“Much of the film is dark and mysterious. David, as a painter, has these images in his head, and we were there to support that and get it on film,” offers cinematographer Frederick Elmes, ASC, reflecting on his work with director David Lynch on Blue Velvet. On this film’s Blu-ray debut, Elmes and others offer insights into the production of Lynch’s surreal drama and its noir-flavored, incandescent visual textures.
Blue Velvet introduces college student Jeffrey Beaumont (Kyle MacLachlan), an eerie doppelganger for the director himself, as an instant outsider in the seemingly idyllic small town he once called home. Jeffrey’s father is ill and has been hospitalized, bringing the young man home for the semester. Within hours of his arrival, he finds a human ear in the woods. He reports it at the local police station, where he speaks with Det. Williams (George Dickerson).
As evening falls, restless Jeffrey walks to Williams’ home to see if more information is available. The detective stays mum on any developments, and warns Jeffrey not to talk about the ear.
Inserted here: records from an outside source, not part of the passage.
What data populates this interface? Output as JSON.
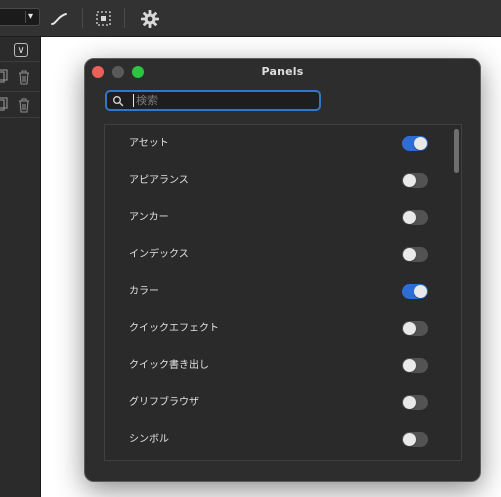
{
  "window": {
    "title": "Panels",
    "search": {
      "placeholder": "検索",
      "value": ""
    }
  },
  "panels": [
    {
      "label": "アセット",
      "enabled": true
    },
    {
      "label": "アピアランス",
      "enabled": false
    },
    {
      "label": "アンカー",
      "enabled": false
    },
    {
      "label": "インデックス",
      "enabled": false
    },
    {
      "label": "カラー",
      "enabled": true
    },
    {
      "label": "クイックエフェクト",
      "enabled": false
    },
    {
      "label": "クイック書き出し",
      "enabled": false
    },
    {
      "label": "グリフブラウザ",
      "enabled": false
    },
    {
      "label": "シンボル",
      "enabled": false
    }
  ],
  "toolbar": {
    "icons": [
      "chevron-down-icon",
      "pen-stroke-icon",
      "selection-marquee-icon",
      "gear-icon"
    ]
  },
  "sidebar": {
    "icons": [
      "collapse-icon",
      "duplicate-icon",
      "trash-icon"
    ]
  },
  "colors": {
    "accent": "#2f77c9",
    "toggle_on": "#2f6dd6",
    "window_bg": "#2d2d2d",
    "close": "#ed5f57",
    "maximize": "#2cc540"
  }
}
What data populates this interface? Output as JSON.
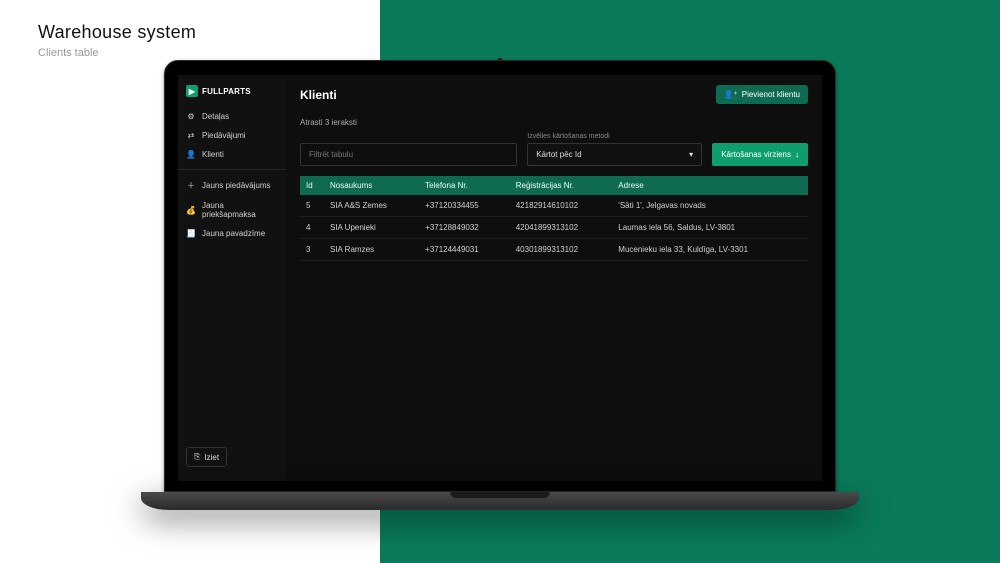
{
  "page_label": {
    "title": "Warehouse system",
    "subtitle": "Clients table"
  },
  "brand": "FULLPARTS",
  "sidebar": {
    "group_a": [
      {
        "icon": "⚙",
        "label": "Detaļas"
      },
      {
        "icon": "⇄",
        "label": "Piedāvājumi"
      },
      {
        "icon": "👤",
        "label": "Klienti"
      }
    ],
    "group_b": [
      {
        "icon": "＋",
        "label": "Jauns piedāvājums"
      },
      {
        "icon": "💰",
        "label": "Jauna priekšapmaksa"
      },
      {
        "icon": "🧾",
        "label": "Jauna pavadzīme"
      }
    ],
    "logout_label": "Iziet"
  },
  "header": {
    "title": "Klienti",
    "add_label": "Pievienot klientu"
  },
  "records_found": "Atrasti 3 ieraksti",
  "filter": {
    "placeholder": "Filtrēt tabulu"
  },
  "sort": {
    "label": "Izvēlies kārtošanas metodi",
    "selected": "Kārtot pēc Id",
    "direction_label": "Kārtošanas virziens"
  },
  "table": {
    "columns": [
      "Id",
      "Nosaukums",
      "Telefona Nr.",
      "Reģistrācijas Nr.",
      "Adrese"
    ],
    "rows": [
      {
        "id": "5",
        "name": "SIA A&S Zemes",
        "phone": "+37120334455",
        "reg": "42182914610102",
        "address": "'Sāti 1', Jelgavas novads"
      },
      {
        "id": "4",
        "name": "SIA Upenieki",
        "phone": "+37128849032",
        "reg": "42041899313102",
        "address": "Laumas iela 56, Saldus, LV-3801"
      },
      {
        "id": "3",
        "name": "SIA Ramzes",
        "phone": "+37124449031",
        "reg": "40301899313102",
        "address": "Mucenieku iela 33, Kuldīga, LV-3301"
      }
    ]
  }
}
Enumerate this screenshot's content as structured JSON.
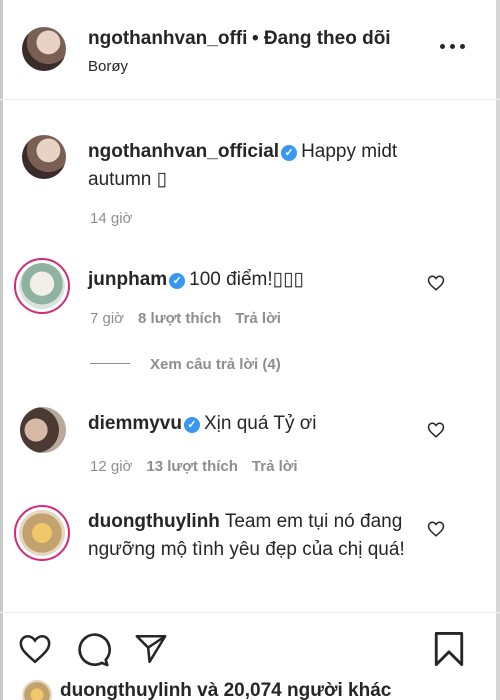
{
  "header": {
    "username": "ngothanhvan_offi",
    "follow_status": "• Đang theo dõi",
    "location": "Borøy",
    "more_icon": "more-horizontal-icon"
  },
  "caption": {
    "username": "ngothanhvan_official",
    "text": "Happy midt autumn ▯",
    "time": "14 giờ"
  },
  "comments": [
    {
      "username": "junpham",
      "verified": true,
      "text": "100 điểm!▯▯▯",
      "time": "7 giờ",
      "likes": "8 lượt thích",
      "reply": "Trả lời",
      "view_replies": "Xem câu trả lời (4)"
    },
    {
      "username": "diemmyvu",
      "verified": true,
      "text": "Xịn quá Tỷ ơi",
      "time": "12 giờ",
      "likes": "13 lượt thích",
      "reply": "Trả lời"
    },
    {
      "username": "duongthuylinh",
      "verified": false,
      "text": "Team em tụi nó đang ngưỡng mộ tình yêu đẹp của chị quá!"
    }
  ],
  "actions": {
    "like_icon": "heart-icon",
    "comment_icon": "comment-icon",
    "share_icon": "paper-plane-icon",
    "save_icon": "bookmark-icon"
  },
  "likes_summary": {
    "username": "duongthuylinh",
    "rest": " và 20,074 người khác"
  },
  "colors": {
    "text": "#262626",
    "secondary": "#8e8e8e",
    "verified": "#3897f0",
    "story_ring": "#d62976"
  }
}
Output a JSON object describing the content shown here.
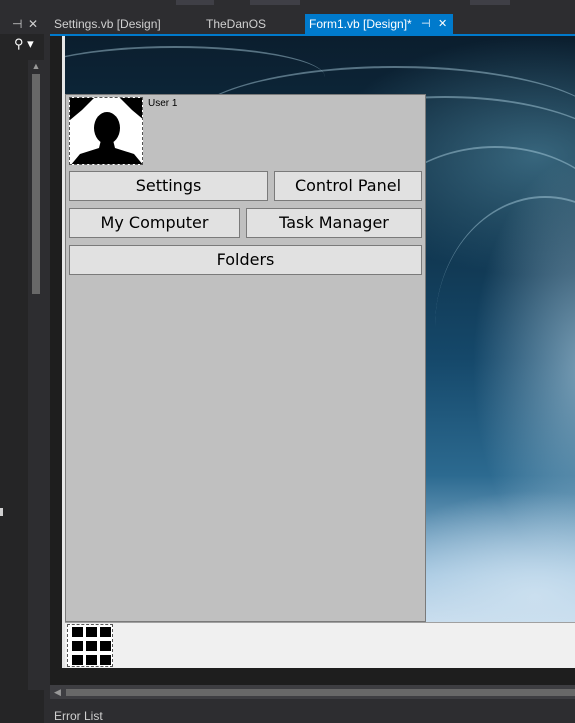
{
  "tabs": [
    {
      "label": "Settings.vb [Design]",
      "active": false
    },
    {
      "label": "TheDanOS",
      "active": false
    },
    {
      "label": "Form1.vb [Design]*",
      "active": true
    }
  ],
  "tab_controls": {
    "pin": "⊣",
    "close": "✕"
  },
  "panel_controls": {
    "pin": "⊣",
    "close": "✕",
    "search": "⚲ ▾"
  },
  "form": {
    "user_label": "User 1",
    "buttons": {
      "settings": "Settings",
      "control_panel": "Control Panel",
      "my_computer": "My Computer",
      "task_manager": "Task Manager",
      "folders": "Folders"
    }
  },
  "bottom_panel": {
    "title": "Error List"
  },
  "icons": {
    "avatar": "user-silhouette-icon",
    "start": "grid-icon",
    "scroll_left": "◀",
    "scroll_up": "▲"
  },
  "colors": {
    "accent": "#007acc",
    "ide_background": "#2d2d30",
    "menu_panel": "#c0c0c0"
  }
}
Moments later, as Jeffrey walks home on the deserted street, a figure emerges from the darkness and calls to him, “Are you the one who found the ear?”
The figure is the detective’s fetching, young daughter, Sandy (Laura Dern). Having overheard details about the crime at home, she is eager to explain. The high-school senior instantly likes the curious college boy, and fills him in on a mysterious local chanteuse, Dorothy Vallens (Isabella Rossellini), who lives in an apartment building nearby and performs at a club across town.
Intrigued, Jeffrey asks Sandy to help him spy on Dorothy. Their combined efforts ultimately allow him to sneak into Dorothy’s apartment, where he witnesses a frightening nocturnal visit from the vicious Frank Booth (Dennis Hopper), who beats and rapes Dorothy. Jeffrey learns that Dorothy’s husband and child are being held hostage by Booth, who is dangerously obsessed with her. When Jeffrey later tells Sandy what he witnessed, she wonders, “I don’t know if you’re a detective or a pervert,” to which he replies, “That’s for me to know and you to find out.”
On the heels of the big-budget disaster Dune, Lynch, who at the time was best known for his lurid “midnight movie” Eraserhead and the more polished drama The Elephant Man, was given the opportunity to produce his screenplay Blue Velvet. Elmes, an Eraserhead collaborator and longtime friend, understood Lynch’s vision, and the two had an easy shorthand. The cinematographer used an anamorphic canvas for the first time, and he loved the experience, noting it was “a beautiful shape to compose in.” Elmes, who received awards from both the National Society of Film Critics and the Boston Society of Film Critics Awards for his work on Blue Velvet, would soon collaborate with Lynch again on Wild at Heart.
This Blu-ray from Fox Home Entertainment offers rich and incredibly vivid colors that are solid and stable in even the lowest light; the image should generally impress the film’s many fans. Elmes carefully layered blacks look consistent with the film’s theatrical version, and the image quality has a vibrant, very pleasing, film-like consistency throughout. The only image problem — a brief one — is a pair of soft, white blemishes that appear in the center of the frame just after the final opening title card and remain visible through most of the first sequence. (The dots are visible from 1:47-3:45.) An identical problem appeared in the 2002 DVD release. These distracting imperfections mar this otherwise-solid image transfer. The 5.1 DTS HD audio is clear and makes good use of the surround front stage of right, center and left channels, with a particularly strong bass line.
Most of the excellent supplements on this disc first appeared on the 2002 DVD, including Mysteries of Love, a 70-minute documentary featuring key cast and crew and the Siskel & Ebert At the Movies debate about the film from the 1986 broadcast. The standout new supplement in this package is a collection of recently discovered outtakes from the film. There is nearly an hour’s worth of scenes that offer fascinating glimpses of dropped subplots and lost characters, particularly Jeffrey’s college girlfriend (played by a young Megan Mullally).
This new HD treatment of Lynch’s beautifully realized, erotically charged and completely unique vision of suburbia’s dark corners has long been anticipated. The inviting and incandescent images still radiate exceptional power, and it takes little more than a brush with Blue Velvet to understand why it is a modern classic of American cinema.